_EXERCISE INSTRUCTIONS_
Repeat each record exactly. Any picture gets left out.

_PROVIDED MATERIAL_
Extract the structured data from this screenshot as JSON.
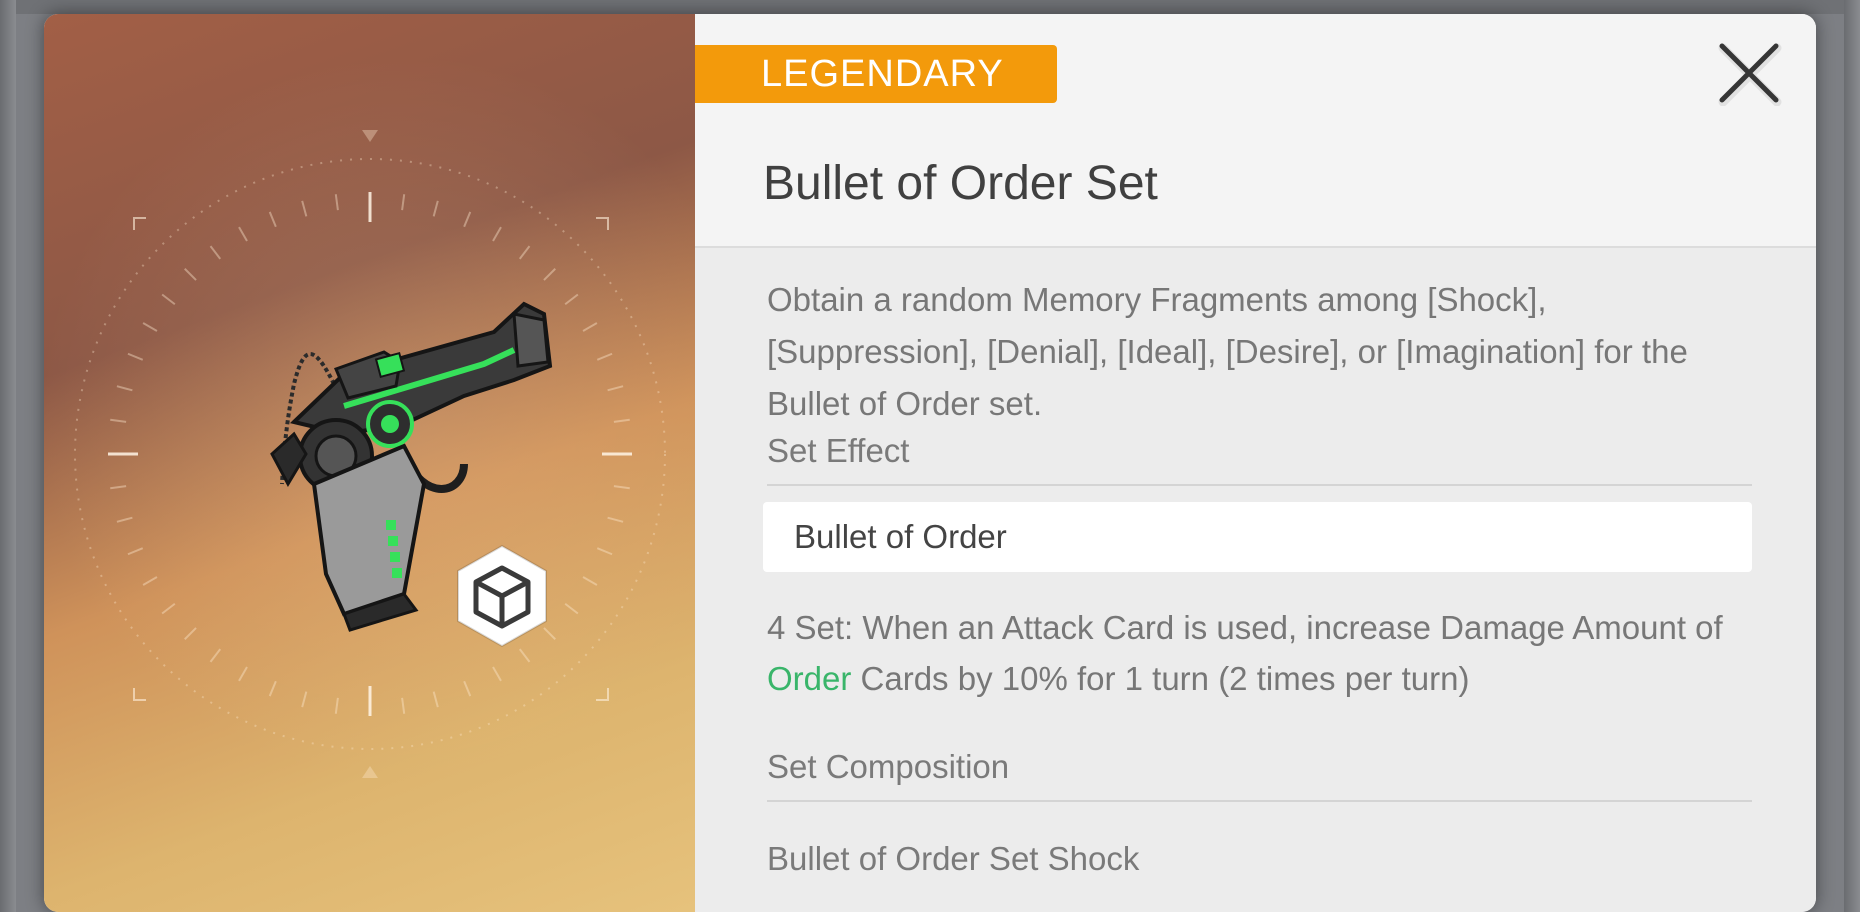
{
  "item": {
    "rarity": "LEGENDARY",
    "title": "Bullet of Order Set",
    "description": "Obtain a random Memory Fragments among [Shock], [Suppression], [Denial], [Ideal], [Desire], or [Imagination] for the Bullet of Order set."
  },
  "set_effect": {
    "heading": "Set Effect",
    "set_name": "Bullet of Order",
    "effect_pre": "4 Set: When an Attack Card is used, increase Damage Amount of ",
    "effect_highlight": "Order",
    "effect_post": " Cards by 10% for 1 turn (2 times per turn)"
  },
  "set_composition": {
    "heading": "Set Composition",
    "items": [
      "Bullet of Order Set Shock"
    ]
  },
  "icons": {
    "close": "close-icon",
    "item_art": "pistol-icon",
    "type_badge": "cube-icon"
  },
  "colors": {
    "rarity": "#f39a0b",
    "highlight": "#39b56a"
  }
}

_ANSWER TO THE EXERCISE_
Extract the structured data from this screenshot as JSON.
{
  "item": {
    "rarity": "LEGENDARY",
    "title": "Bullet of Order Set",
    "description": "Obtain a random Memory Fragments among [Shock], [Suppression], [Denial], [Ideal], [Desire], or [Imagination] for the Bullet of Order set."
  },
  "set_effect": {
    "heading": "Set Effect",
    "set_name": "Bullet of Order",
    "effect_pre": "4 Set: When an Attack Card is used, increase Damage Amount of ",
    "effect_highlight": "Order",
    "effect_post": " Cards by 10% for 1 turn (2 times per turn)"
  },
  "set_composition": {
    "heading": "Set Composition",
    "items": [
      "Bullet of Order Set Shock"
    ]
  },
  "icons": {
    "close": "close-icon",
    "item_art": "pistol-icon",
    "type_badge": "cube-icon"
  },
  "colors": {
    "rarity": "#f39a0b",
    "highlight": "#39b56a"
  }
}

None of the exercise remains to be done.